| Work request |
Search term "name": please copy every line of the records below that contains it.

(Dataset entries)
# # #

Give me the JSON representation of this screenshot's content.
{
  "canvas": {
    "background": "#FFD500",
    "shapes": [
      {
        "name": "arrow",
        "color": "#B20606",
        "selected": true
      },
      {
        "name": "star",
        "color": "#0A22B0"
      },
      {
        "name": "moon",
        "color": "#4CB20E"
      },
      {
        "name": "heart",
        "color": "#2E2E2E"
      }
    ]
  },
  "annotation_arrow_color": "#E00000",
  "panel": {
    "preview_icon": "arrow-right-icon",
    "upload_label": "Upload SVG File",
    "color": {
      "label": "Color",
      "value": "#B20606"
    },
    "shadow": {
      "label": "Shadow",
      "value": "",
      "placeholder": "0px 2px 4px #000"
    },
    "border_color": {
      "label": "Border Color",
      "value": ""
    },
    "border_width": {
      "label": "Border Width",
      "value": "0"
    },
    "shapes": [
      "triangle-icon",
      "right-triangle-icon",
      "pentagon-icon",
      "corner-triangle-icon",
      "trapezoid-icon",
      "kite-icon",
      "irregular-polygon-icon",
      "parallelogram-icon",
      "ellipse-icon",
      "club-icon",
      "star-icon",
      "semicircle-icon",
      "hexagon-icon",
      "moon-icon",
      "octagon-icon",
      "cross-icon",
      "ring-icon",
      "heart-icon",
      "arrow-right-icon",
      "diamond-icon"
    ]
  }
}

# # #

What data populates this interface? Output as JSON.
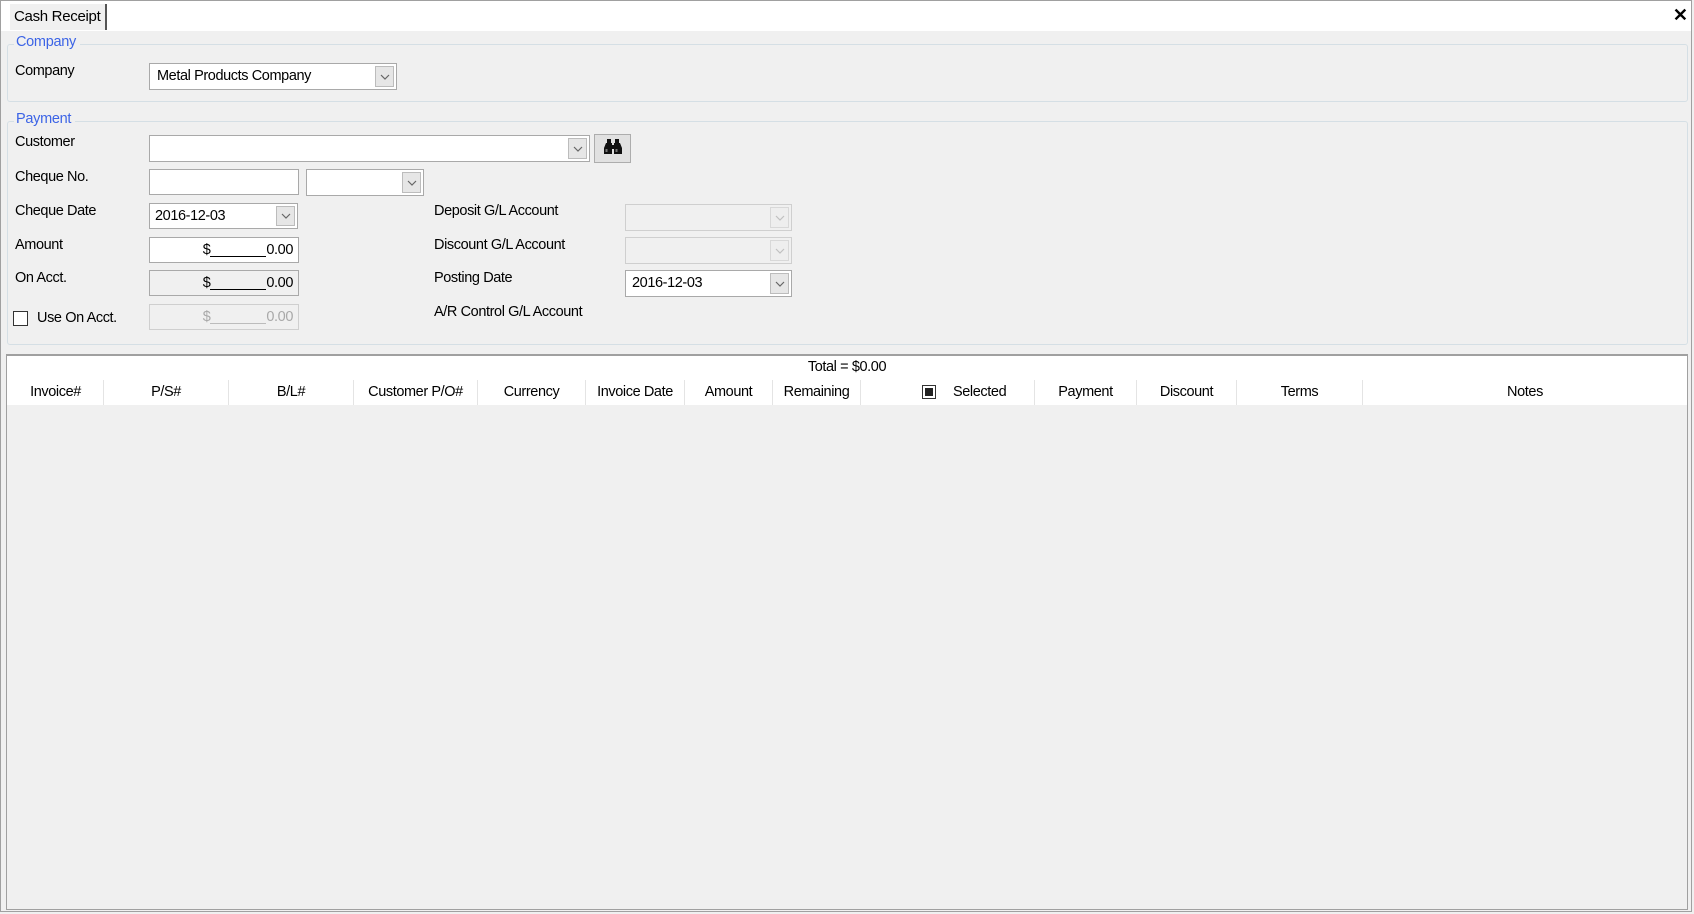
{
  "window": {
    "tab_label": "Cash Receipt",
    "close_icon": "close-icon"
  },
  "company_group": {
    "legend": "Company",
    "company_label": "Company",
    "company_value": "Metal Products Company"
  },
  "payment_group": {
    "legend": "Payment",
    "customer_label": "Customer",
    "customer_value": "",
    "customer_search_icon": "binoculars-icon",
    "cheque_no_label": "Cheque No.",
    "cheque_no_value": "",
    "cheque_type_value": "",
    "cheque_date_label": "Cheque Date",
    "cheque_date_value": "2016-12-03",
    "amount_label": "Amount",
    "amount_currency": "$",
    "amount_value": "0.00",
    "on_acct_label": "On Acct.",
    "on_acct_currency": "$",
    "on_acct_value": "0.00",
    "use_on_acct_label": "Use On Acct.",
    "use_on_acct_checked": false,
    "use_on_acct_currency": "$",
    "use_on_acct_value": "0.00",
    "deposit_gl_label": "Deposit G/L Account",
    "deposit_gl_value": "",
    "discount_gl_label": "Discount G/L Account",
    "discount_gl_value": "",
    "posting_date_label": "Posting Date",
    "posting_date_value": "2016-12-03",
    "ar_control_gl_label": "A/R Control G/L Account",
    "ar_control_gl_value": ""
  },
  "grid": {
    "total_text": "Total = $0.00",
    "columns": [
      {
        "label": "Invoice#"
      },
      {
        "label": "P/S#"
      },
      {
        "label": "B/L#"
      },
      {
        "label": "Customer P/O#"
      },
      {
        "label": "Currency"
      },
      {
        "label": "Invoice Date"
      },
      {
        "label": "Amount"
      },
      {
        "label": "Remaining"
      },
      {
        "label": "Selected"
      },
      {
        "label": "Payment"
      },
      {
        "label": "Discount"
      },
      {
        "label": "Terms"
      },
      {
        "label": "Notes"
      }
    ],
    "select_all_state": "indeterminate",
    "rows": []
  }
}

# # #

| Exercise solution |
        "name": "arrow",
        "name": "star",
        "name": "moon",
        "name": "heart",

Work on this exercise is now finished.